According to the Schuldenreport, future debt crises are becoming more likely however. The document considers several indicators, including the ratios of
- public-sector debt to gross domestic income,
- public-sector debt to government revenues,
- total foreign debt to annual export revenues and
- debt servicing to export revenues.
According to such data, only 45 of 102 countries assessed have no debt problems. At the same time, 83 have serious difficulties at least in regard to one of the indicators, and 16 have difficulties in regard to all four. Three are said to be insolvent: Zimbabwe, Sudan and Grenada.

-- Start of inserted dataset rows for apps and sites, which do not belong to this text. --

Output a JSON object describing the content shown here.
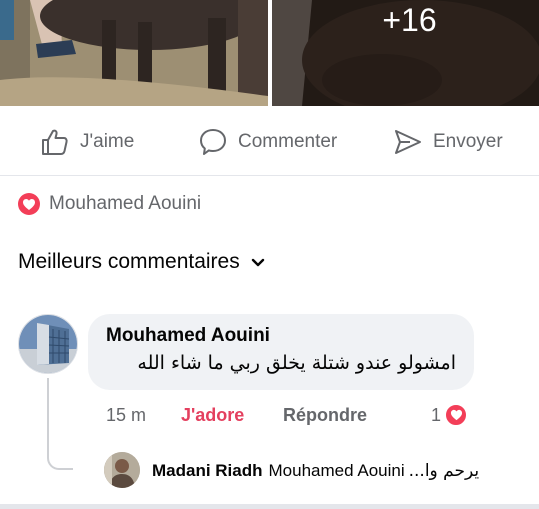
{
  "photos": {
    "more_count": "+16"
  },
  "actions": {
    "like_label": "J'aime",
    "comment_label": "Commenter",
    "send_label": "Envoyer"
  },
  "reactions": {
    "names": "Mouhamed Aouini"
  },
  "comments_filter": {
    "label": "Meilleurs commentaires"
  },
  "comment": {
    "author": "Mouhamed Aouini",
    "text": "امشولو عندو شتلة يخلق ربي ما شاء الله",
    "time": "15 m",
    "reaction_label": "J'adore",
    "reply_label": "Répondre",
    "reaction_count": "1"
  },
  "reply": {
    "author": "Madani Riadh",
    "mention": "Mouhamed Aouini",
    "preview": "يرحم وا..."
  },
  "colors": {
    "love_red": "#f33e58",
    "adore_text": "#e4405f",
    "secondary_text": "#65676b",
    "bubble_bg": "#f0f2f5"
  }
}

Overall, the situation has deteriorated in 2014, with the number of troubled countries rising from 62 to 83. Particularly at risk, according to Schuldenreport, are small island states, eastern and central European countries and countries that benefitted from multilateral debt relief in the context of the G8’s Highly-Indebted Poor Countries initiative in the past one and a half decades.
Most of the report authors belong to erlassjahr.de, a German church-based network that made strong contributions to the global campaign for debt relief in the late 1990s. They discuss several reasons why debt problems are growing. One is the policy of cheap money pursued by the central banks of rich nations since the start of the global financial crisis of 2008. The idea is to reflate advanced economies, but a side effect is that some private investors are opting for high risk investments abroad in search of higher returns.
As the erlassjahr.de experts point out, governments and private-sector companies in developing countries can currently borrow money easily, even though they would not qualify for credit in normal times. The report points out that creditors are once again lending money with little concern for debtors’ long-term capacity to repay. According to the report, moreover, both public-sector debt and private-sector debt can put sovereign solvency at risk. The recent crises in Spain and Ireland proved that governments often have to bail out private-sector institutions.
Things will turn sour, the report warns, once global commodity prices drop as a response to slowing demand. The reason is that indebted parties need export revenues to service their debts. The recent oil-price decline is considered a warning sign. Another risk is that indebted parties will find it impossible to refinance their debt should interest rates rise in the rich world, as they eventually will.
In view of mounting risks, the non-governmental organisations state that it is “high time to solve the debt crisis”. They want the UN to design a mechanism for debt resolution. In their eyes, developing countries and emerging markets must keep up the pressure on those rich nations, including Germany, that object to such a reform, while civil-society organisations must campaign for the cause.
Schuldenreport 2015 (available only in German):